REQUIRED ACTION – Keep only the lines that hold the string "nums", filtering out the rest of the entries below.

GIVEN RECORDS –
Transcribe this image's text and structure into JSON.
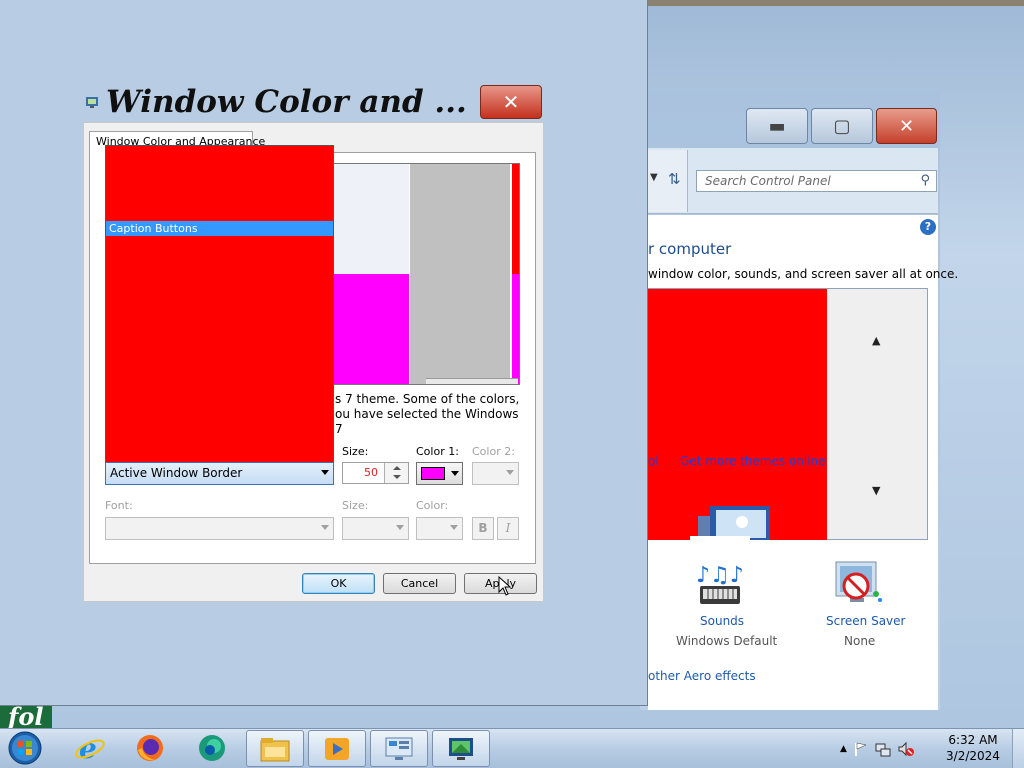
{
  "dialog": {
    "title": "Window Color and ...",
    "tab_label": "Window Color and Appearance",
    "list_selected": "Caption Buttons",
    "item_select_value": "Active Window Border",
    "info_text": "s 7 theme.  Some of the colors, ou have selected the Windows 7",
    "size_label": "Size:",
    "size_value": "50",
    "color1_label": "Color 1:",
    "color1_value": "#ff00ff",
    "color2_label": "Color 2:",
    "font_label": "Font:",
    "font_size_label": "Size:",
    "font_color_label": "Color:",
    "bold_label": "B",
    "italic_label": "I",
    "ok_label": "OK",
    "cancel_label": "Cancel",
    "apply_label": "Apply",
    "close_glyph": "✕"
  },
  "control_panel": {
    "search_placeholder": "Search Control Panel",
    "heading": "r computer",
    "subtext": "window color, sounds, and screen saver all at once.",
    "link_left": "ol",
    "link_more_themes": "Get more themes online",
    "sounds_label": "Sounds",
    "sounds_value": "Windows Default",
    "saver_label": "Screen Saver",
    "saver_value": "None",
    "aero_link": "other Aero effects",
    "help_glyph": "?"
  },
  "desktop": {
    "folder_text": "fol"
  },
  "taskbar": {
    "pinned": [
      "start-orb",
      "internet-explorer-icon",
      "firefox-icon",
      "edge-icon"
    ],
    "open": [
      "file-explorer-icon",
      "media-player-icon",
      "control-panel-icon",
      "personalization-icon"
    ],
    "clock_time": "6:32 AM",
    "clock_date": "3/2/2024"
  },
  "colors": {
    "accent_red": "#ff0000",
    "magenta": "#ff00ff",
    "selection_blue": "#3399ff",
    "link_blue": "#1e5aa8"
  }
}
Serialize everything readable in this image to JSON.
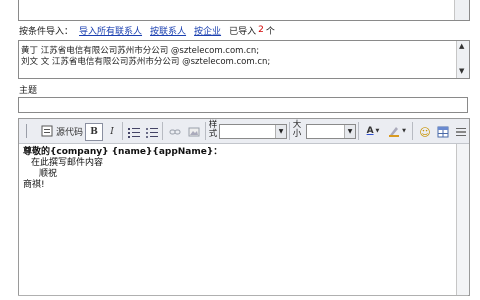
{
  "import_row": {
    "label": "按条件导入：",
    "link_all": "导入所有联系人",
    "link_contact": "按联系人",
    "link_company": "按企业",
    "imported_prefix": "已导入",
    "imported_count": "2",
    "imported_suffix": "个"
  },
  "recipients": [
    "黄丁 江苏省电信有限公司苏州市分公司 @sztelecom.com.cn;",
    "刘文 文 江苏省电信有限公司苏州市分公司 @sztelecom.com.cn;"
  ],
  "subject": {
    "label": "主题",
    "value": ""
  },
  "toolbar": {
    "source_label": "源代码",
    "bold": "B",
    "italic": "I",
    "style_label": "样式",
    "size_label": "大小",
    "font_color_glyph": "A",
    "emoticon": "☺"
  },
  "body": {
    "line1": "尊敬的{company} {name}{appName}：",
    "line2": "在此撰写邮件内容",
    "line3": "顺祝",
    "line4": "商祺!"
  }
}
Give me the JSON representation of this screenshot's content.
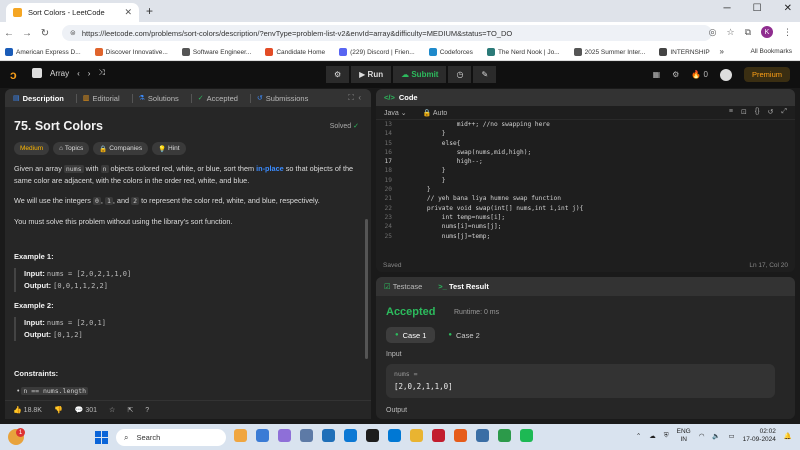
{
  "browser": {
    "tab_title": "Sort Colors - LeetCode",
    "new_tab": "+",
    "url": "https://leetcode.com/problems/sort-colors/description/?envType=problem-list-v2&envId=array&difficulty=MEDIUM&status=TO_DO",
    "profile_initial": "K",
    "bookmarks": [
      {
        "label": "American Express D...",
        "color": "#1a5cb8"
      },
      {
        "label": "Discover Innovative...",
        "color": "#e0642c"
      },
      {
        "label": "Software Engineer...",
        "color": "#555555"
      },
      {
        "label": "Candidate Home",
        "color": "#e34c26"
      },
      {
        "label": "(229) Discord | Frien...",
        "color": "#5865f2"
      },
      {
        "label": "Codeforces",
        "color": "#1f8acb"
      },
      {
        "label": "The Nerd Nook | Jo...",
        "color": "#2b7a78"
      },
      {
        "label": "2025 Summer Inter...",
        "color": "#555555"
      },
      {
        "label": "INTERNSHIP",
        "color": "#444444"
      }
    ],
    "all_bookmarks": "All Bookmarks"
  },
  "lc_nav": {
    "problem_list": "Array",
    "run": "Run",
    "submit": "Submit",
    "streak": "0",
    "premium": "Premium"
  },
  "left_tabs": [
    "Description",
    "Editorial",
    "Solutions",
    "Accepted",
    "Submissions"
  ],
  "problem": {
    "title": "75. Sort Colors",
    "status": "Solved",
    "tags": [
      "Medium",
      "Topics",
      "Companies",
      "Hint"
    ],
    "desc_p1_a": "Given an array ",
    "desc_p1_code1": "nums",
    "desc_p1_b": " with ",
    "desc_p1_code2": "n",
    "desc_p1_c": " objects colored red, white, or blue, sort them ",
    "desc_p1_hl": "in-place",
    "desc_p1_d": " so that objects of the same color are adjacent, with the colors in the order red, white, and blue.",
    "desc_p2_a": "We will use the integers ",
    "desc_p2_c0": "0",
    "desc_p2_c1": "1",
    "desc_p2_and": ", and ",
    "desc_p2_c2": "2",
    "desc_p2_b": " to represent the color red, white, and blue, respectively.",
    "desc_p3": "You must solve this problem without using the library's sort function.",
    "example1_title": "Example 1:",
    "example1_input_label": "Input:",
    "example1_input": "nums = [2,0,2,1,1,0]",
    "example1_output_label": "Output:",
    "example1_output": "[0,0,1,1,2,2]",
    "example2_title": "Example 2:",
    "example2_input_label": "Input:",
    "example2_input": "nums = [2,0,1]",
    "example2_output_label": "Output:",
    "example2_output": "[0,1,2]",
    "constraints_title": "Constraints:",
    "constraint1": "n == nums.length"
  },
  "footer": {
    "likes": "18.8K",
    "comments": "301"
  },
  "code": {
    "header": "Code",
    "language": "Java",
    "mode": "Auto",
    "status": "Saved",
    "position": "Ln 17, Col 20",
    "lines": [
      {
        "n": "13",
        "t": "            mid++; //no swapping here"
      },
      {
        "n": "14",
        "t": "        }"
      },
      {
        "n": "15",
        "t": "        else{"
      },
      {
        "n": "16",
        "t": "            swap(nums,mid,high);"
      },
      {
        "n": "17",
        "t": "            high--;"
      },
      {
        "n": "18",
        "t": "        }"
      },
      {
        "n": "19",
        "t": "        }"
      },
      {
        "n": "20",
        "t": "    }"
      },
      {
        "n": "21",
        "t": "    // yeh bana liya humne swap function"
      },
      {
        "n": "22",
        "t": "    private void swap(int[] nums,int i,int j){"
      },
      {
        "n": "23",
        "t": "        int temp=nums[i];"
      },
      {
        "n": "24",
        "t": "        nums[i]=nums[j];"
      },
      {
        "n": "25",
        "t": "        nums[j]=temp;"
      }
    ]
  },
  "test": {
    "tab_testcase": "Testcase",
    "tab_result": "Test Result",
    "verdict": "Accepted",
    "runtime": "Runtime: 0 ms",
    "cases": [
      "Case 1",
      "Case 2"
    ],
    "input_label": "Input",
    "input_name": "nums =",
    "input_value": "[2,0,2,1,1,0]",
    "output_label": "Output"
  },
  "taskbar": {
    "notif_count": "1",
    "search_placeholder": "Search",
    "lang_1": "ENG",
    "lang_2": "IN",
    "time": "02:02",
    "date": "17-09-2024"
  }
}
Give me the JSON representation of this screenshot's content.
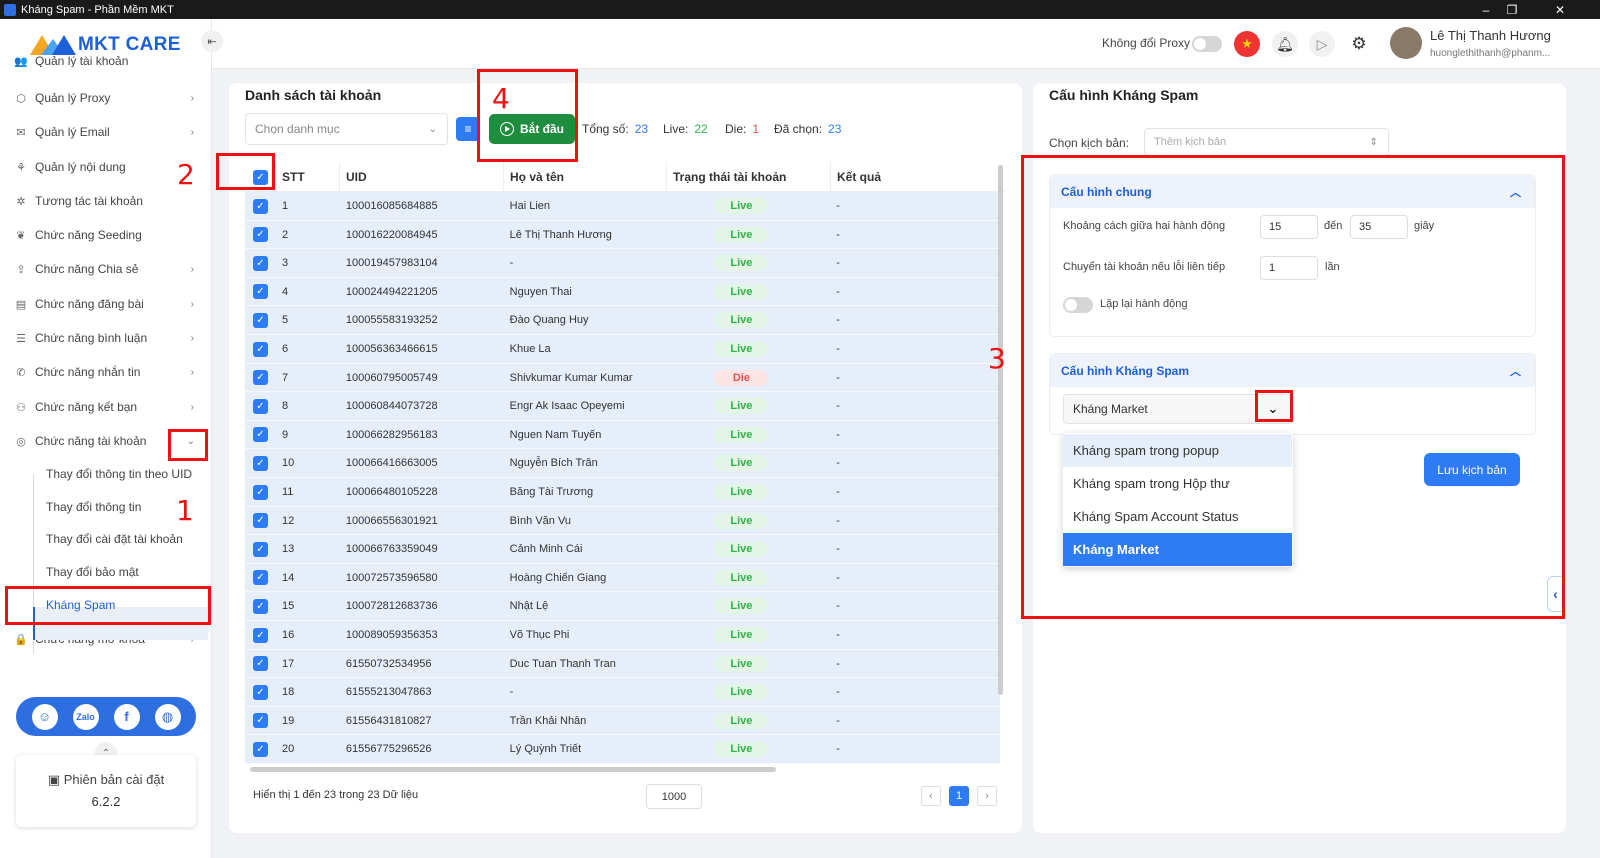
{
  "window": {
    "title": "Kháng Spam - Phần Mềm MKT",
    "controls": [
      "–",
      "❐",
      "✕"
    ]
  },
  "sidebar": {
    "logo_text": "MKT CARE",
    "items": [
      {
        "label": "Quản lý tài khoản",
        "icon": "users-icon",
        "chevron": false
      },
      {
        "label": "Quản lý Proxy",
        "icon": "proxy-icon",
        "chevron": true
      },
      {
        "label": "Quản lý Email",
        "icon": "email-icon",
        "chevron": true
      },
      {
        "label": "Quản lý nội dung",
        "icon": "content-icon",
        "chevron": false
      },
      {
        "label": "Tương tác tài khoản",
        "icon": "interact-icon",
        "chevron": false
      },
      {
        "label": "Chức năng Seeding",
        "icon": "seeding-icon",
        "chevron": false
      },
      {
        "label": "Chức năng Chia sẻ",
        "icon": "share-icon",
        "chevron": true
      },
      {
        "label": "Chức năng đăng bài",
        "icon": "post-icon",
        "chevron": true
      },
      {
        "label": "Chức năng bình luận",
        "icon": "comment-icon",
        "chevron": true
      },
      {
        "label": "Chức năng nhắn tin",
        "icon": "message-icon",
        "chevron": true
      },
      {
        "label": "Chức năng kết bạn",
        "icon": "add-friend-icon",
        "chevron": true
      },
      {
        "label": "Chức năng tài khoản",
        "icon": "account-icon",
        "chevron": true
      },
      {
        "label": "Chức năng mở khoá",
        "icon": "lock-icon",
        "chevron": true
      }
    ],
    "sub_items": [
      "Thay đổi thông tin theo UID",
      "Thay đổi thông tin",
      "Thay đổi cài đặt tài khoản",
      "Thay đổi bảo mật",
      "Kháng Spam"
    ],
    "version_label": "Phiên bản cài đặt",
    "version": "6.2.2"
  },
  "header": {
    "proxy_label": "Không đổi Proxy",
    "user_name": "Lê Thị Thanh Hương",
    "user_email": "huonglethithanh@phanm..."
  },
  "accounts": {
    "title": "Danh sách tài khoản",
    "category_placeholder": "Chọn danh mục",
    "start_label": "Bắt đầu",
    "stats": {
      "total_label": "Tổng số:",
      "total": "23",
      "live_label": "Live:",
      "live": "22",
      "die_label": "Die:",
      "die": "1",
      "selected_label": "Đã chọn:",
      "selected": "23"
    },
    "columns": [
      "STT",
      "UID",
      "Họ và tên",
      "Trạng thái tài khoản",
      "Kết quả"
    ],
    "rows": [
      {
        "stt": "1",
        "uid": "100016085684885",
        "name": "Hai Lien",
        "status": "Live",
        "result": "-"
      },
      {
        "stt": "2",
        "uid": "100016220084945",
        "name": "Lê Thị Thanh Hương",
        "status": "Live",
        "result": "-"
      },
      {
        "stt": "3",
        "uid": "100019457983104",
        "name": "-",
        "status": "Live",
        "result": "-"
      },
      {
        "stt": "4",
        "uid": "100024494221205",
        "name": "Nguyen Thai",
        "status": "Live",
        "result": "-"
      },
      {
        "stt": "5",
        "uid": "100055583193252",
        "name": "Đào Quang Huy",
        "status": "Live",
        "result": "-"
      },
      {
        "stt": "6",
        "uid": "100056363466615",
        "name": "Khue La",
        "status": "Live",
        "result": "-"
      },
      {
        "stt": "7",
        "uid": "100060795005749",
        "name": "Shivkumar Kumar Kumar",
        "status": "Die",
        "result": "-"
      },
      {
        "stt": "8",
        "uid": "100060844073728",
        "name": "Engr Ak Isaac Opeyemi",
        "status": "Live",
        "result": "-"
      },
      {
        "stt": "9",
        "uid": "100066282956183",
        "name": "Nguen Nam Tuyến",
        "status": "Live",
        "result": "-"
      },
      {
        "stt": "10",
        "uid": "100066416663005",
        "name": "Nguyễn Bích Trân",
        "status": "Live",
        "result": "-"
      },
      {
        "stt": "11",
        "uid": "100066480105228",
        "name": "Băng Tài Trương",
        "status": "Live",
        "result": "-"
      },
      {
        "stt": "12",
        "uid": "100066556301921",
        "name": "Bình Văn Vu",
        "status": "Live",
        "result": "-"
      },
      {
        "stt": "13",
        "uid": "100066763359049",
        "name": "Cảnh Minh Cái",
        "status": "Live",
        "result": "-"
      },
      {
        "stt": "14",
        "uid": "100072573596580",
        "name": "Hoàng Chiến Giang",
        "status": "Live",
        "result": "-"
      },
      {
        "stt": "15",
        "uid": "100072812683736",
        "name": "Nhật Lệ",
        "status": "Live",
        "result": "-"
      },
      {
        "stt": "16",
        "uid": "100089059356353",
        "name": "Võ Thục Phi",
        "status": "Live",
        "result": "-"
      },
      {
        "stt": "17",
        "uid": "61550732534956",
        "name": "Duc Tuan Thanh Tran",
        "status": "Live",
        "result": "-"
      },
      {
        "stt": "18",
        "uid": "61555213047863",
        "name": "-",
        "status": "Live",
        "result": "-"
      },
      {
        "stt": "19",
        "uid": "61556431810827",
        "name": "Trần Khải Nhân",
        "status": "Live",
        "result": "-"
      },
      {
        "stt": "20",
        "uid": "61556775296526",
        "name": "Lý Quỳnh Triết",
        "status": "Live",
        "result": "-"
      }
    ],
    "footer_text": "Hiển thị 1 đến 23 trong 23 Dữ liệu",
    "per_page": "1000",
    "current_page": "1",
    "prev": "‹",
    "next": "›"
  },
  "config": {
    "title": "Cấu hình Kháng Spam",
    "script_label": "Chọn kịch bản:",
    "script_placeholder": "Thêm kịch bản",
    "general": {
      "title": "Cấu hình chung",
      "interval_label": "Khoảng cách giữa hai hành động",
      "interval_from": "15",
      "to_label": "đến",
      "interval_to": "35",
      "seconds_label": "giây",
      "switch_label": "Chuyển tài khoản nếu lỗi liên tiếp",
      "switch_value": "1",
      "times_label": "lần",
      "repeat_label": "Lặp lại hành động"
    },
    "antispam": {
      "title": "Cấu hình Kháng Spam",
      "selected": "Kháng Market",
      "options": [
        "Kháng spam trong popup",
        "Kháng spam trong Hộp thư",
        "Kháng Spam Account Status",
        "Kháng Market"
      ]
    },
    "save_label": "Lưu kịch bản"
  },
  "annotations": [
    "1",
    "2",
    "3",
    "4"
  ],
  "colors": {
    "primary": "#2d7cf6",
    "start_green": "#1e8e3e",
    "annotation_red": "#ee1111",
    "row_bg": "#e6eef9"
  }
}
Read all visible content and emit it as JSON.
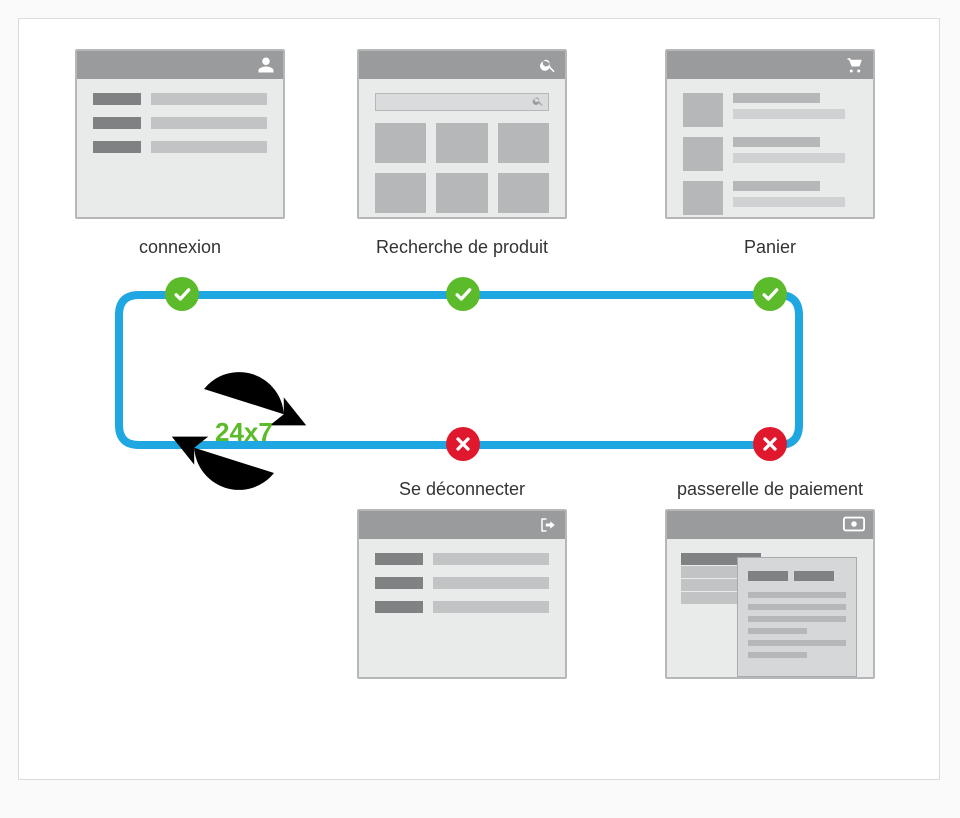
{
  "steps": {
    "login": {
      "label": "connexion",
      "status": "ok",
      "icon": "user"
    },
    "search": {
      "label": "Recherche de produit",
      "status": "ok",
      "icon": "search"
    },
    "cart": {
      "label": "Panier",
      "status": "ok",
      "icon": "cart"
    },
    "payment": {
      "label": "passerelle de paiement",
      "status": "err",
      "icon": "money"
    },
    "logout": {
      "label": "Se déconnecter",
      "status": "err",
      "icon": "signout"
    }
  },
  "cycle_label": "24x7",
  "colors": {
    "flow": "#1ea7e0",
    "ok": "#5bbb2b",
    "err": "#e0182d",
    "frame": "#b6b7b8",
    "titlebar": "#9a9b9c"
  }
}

RESULT FOR THIS TASK –
    "desc_p1_code1": "nums",
    "example1_input": "nums = [2,0,2,1,1,0]",
    "example2_input": "nums = [2,0,1]",
    "constraint1": "n == nums.length"
        "t": "            swap(nums,mid,high);"
        "t": "    private void swap(int[] nums,int i,int j){"
        "t": "        int temp=nums[i];"
        "t": "        nums[i]=nums[j];"
        "t": "        nums[j]=temp;"
    "input_name": "nums =",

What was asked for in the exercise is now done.